■ **BRIEF**
Find the string "billete" in the listing below and return each line it appears in.

■ **LISTED ENTRIES**
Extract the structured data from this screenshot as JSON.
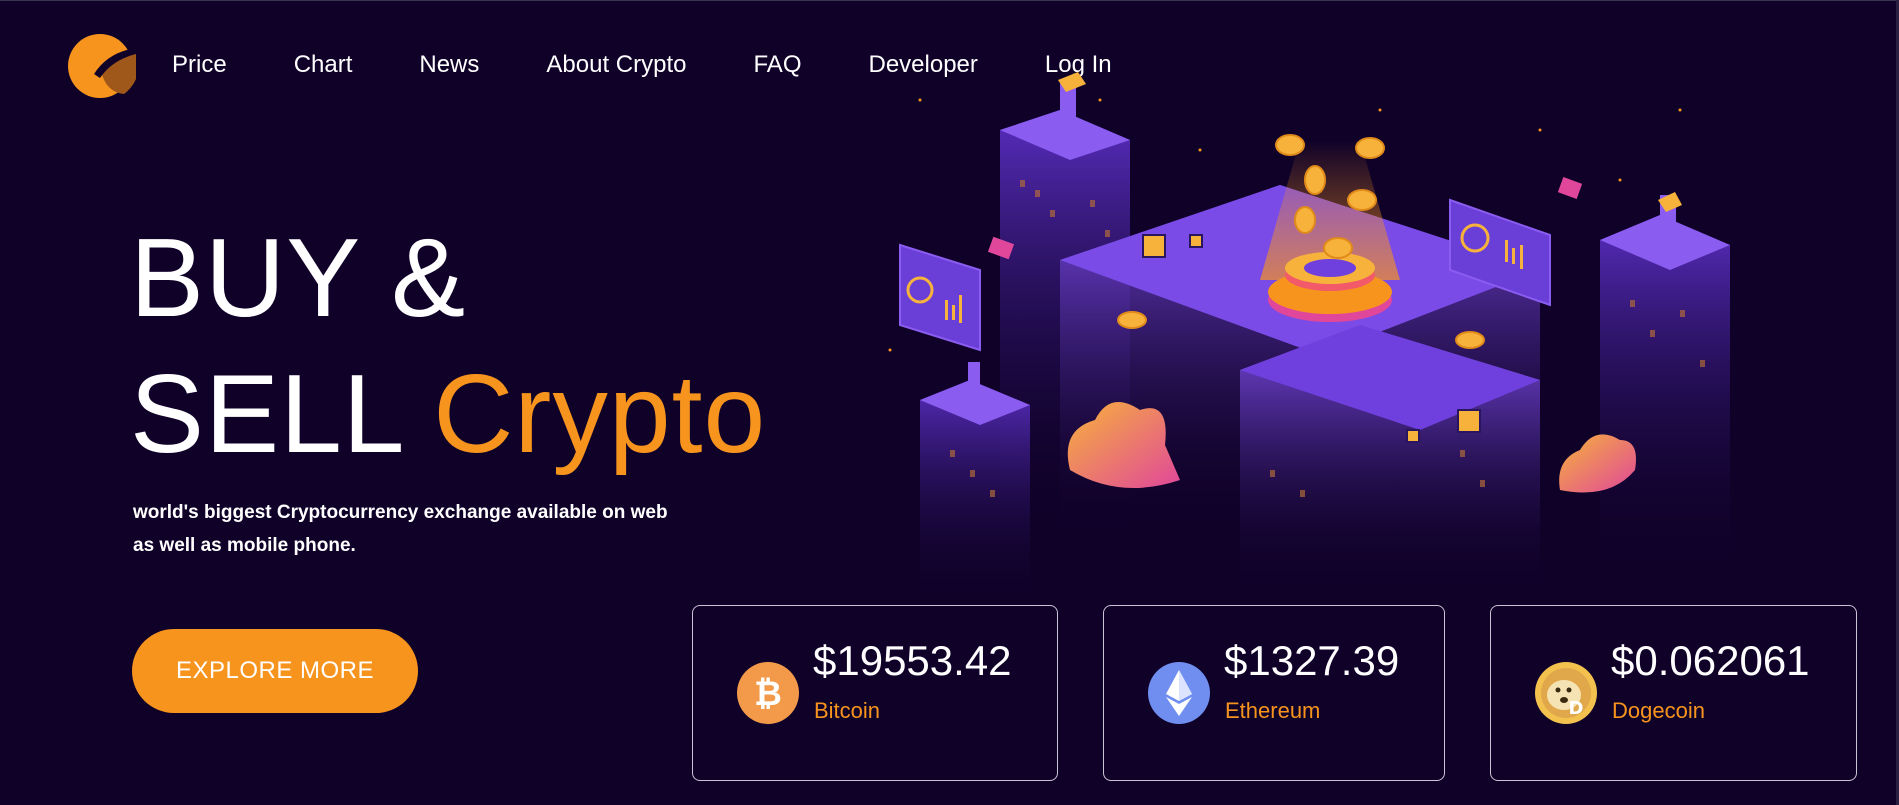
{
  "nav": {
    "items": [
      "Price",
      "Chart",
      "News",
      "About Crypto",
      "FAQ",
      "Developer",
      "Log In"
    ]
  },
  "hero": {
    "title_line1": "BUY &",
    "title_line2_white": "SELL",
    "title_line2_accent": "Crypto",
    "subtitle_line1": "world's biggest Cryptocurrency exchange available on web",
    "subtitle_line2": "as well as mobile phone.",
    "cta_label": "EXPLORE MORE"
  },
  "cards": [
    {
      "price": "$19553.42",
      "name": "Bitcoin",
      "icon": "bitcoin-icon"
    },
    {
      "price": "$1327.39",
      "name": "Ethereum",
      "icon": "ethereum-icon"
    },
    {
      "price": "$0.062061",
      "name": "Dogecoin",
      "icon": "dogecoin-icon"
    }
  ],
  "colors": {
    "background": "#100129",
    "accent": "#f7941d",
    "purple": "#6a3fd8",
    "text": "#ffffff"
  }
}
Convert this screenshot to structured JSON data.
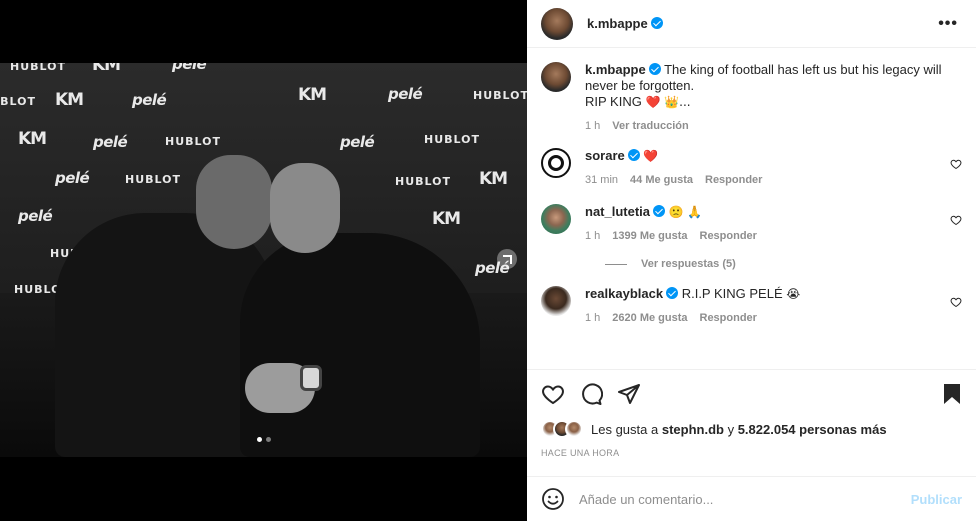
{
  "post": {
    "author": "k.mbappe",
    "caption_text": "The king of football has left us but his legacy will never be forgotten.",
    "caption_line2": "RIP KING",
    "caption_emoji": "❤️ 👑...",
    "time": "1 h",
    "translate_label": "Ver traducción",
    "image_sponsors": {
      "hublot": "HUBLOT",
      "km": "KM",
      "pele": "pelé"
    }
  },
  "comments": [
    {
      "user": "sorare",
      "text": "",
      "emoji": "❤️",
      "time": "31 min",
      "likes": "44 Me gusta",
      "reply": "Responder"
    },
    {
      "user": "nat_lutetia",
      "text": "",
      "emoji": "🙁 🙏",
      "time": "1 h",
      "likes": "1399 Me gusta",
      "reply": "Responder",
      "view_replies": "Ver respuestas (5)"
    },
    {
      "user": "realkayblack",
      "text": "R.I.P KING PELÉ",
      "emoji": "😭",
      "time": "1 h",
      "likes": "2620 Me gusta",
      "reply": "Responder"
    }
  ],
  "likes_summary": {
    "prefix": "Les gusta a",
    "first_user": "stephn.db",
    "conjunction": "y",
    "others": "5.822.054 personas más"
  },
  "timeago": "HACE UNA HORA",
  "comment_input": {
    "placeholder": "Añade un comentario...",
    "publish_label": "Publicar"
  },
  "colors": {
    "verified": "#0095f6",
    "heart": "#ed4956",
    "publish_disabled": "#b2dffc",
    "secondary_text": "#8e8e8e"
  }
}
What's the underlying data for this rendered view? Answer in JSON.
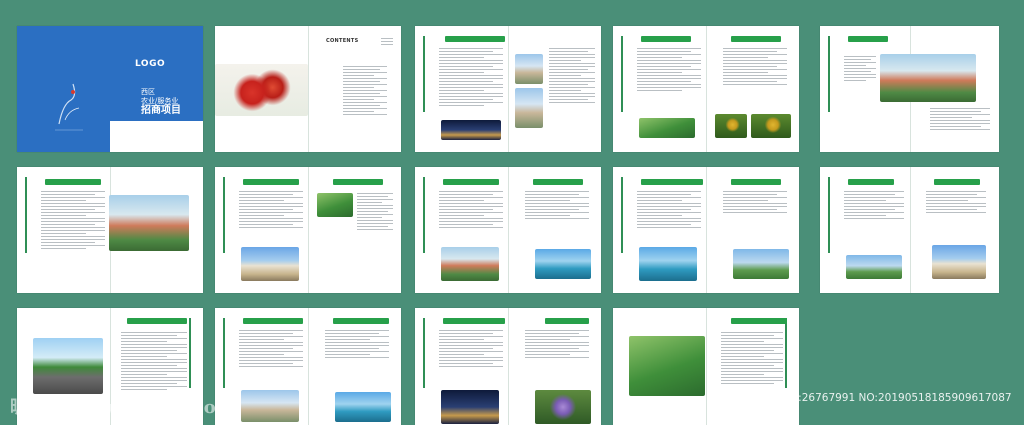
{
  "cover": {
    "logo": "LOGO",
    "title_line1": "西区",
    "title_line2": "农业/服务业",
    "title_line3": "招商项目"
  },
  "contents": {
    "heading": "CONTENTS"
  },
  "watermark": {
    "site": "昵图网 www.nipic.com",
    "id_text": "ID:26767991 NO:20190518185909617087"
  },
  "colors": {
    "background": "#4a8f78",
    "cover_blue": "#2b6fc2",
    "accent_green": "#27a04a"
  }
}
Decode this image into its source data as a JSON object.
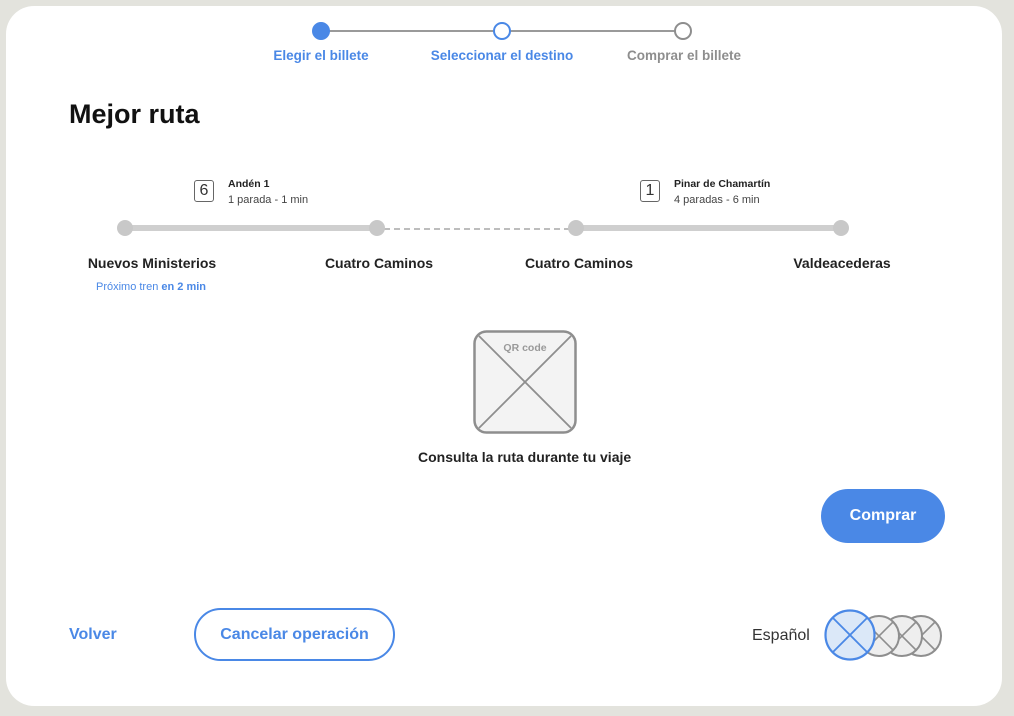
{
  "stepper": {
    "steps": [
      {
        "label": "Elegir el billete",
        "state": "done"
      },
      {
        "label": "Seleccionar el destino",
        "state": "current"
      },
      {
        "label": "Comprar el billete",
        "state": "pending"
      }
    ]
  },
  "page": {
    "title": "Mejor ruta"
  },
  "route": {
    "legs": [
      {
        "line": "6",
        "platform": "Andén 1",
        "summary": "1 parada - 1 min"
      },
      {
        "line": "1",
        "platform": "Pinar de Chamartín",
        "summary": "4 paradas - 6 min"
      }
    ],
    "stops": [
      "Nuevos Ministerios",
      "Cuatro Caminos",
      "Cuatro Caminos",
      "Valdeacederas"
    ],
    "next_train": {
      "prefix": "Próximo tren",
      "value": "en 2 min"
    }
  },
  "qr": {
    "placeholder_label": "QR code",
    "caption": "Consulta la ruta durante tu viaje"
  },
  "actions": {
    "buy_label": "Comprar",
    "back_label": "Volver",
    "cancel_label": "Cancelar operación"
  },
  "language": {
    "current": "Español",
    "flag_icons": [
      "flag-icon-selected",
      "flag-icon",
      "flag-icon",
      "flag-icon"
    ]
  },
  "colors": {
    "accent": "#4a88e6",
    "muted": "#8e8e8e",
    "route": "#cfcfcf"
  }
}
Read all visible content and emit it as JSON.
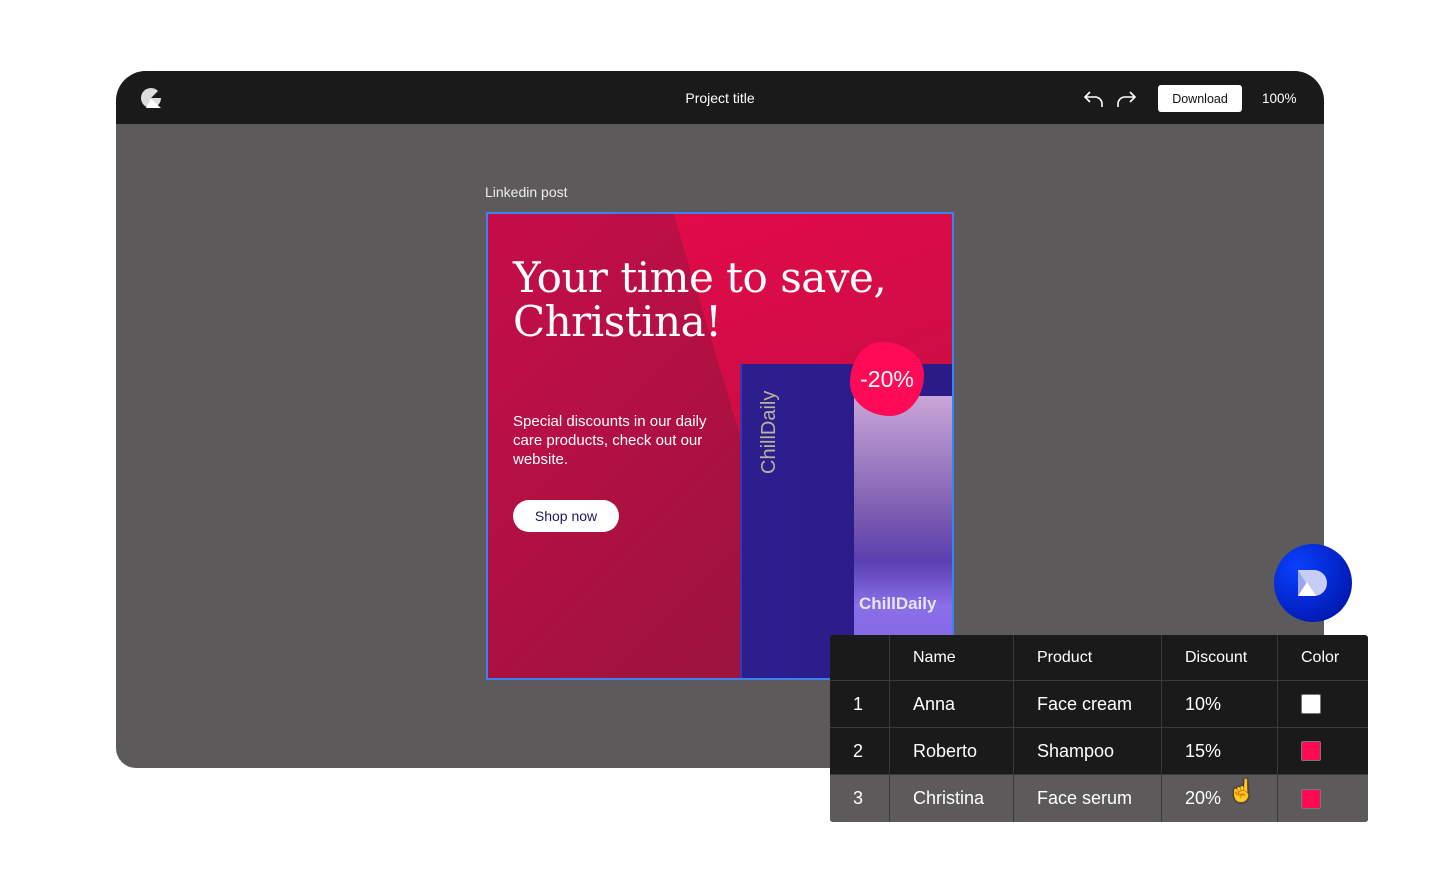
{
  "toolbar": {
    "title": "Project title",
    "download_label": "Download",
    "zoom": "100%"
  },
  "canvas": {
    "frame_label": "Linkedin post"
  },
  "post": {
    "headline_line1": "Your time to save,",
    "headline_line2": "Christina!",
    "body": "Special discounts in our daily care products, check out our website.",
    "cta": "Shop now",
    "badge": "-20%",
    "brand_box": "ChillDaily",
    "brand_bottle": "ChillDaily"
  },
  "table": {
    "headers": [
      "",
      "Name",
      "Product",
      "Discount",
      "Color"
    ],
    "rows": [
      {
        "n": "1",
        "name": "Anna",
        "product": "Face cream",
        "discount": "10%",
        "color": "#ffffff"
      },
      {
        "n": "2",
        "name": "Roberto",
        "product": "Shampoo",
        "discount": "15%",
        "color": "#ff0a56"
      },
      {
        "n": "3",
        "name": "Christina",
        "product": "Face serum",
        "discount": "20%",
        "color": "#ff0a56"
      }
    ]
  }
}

■ **ANSWER BOX**
        "label": "Elegir el billete",
        "label": "Comprar el billete",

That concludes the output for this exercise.